Genetic modification of human embryos has officially been deemed as “essential” and should be allowed so scientists can better understand basic biology, according to a report.
A worldwide network of science and ethics experts, the Hinxton Group, has said gene editing of early stage embryos would be of “tremendous value” to scientific research and could have practical applications.
However, scientists can’t get too excited yet as the group added that the technology is not yet advanced enough to be used in the reproduction process, and there is still the ongoing issue that some find the concept of genetically modified babies “morally troubling”.
But the group warns it would be “dangerous” to prevent research in the area, and member and academic Sarah Chan said: “Genome editing technologies hold huge potential for advancing basic research and improving human health. The prospect that genome editing may one day be used to create genetically modified humans should not in itself be cause for concern, particularly where what is at stake is curing or preventing serious disease.

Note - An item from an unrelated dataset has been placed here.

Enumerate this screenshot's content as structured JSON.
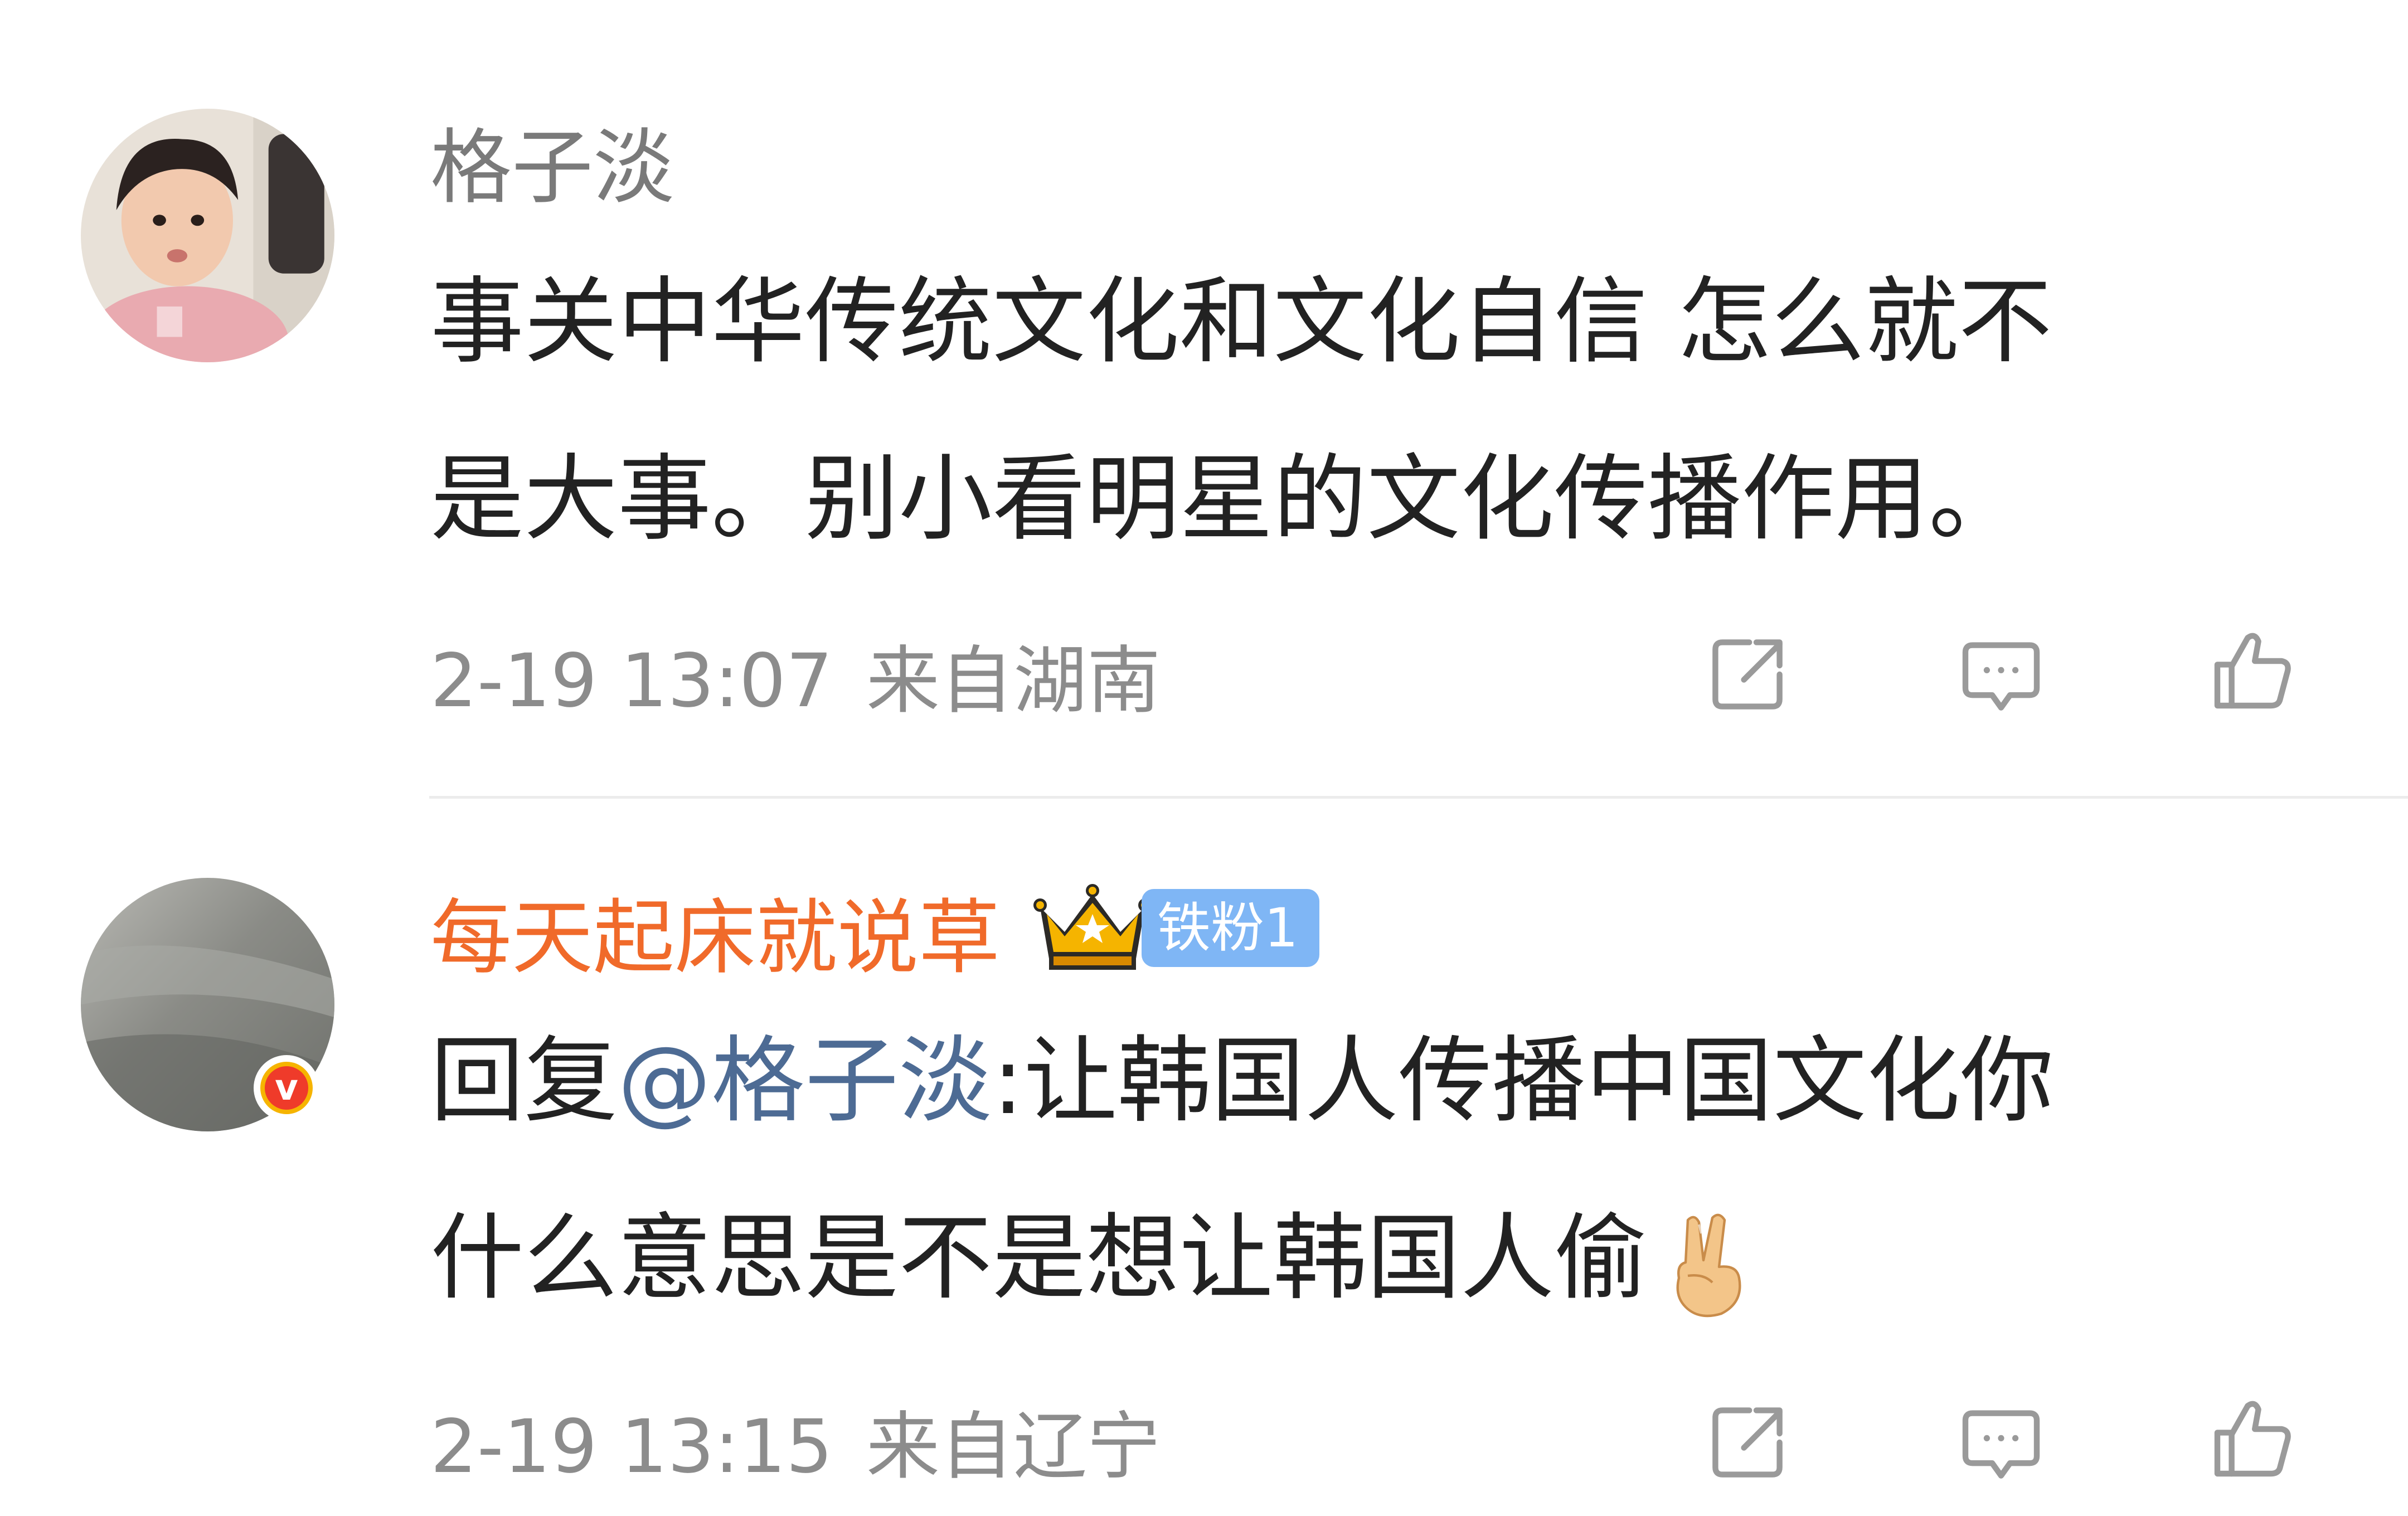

“It is clear that such applications raise different issues; more research is needed together with robust public discussion, but restricting research because of concerns that reproductive application is premature and dangerous will ensure that it remains forever premature and dangerous.”
Previous genetic engineering projects have faced objections, despite benefits they could bring to medicine. Earlier this year, a molecular cut-and-paste technique used by Chinese scientists to edit a problem gene causing a potentially fatal inherited blood disorder led to calls for a worldwide ban on creating “designer babies”.
Among the medical applications outlined in this report are the potential ability to correct mutations which cause disease or changes to prevent possible disease – but some enhancements were labelled “more contentious than others”.
In a statement backed by 22 members, the group said: “We believe that while this technology has tremendous value to basic research and enormous potential for somatic clinical uses, it is not sufficiently developed to consider human genome editing for clinical reproductive purposes at this time.
“Given all safety, efficacy and governance needs are met, there may be morally acceptable uses of this technology in human reproduction, though further substantial discussion and debate will be required.”
Senior member Robin Lovell-Badge, head of the laboratory of stem cell biology and developmental genetics at the Francis Crick Institute in London, said: “Much of our knowledge of early development comes from studies of mouse embryos, yet it is becoming clear that gene activity and even some cell types are very different in human embryos.
“Understanding gained from genome editing techniques could lead to improvements in IVF and reduced implantation failure, using treatments that do not involve genome editing.”
But the notion is still a problem for even some scientists to get their heads around.
Professor Emmanuelle Charpentier, one of those behind the development of the CRISPR/Cas9 DNA editing technique, said: “Personally, I don’t think it is acceptable to manipulate the human germline for the purpose of changing some genetic traits that will be transmitted over generations.
“I just have a problem right now with regard to the manipulation of the human germlines.”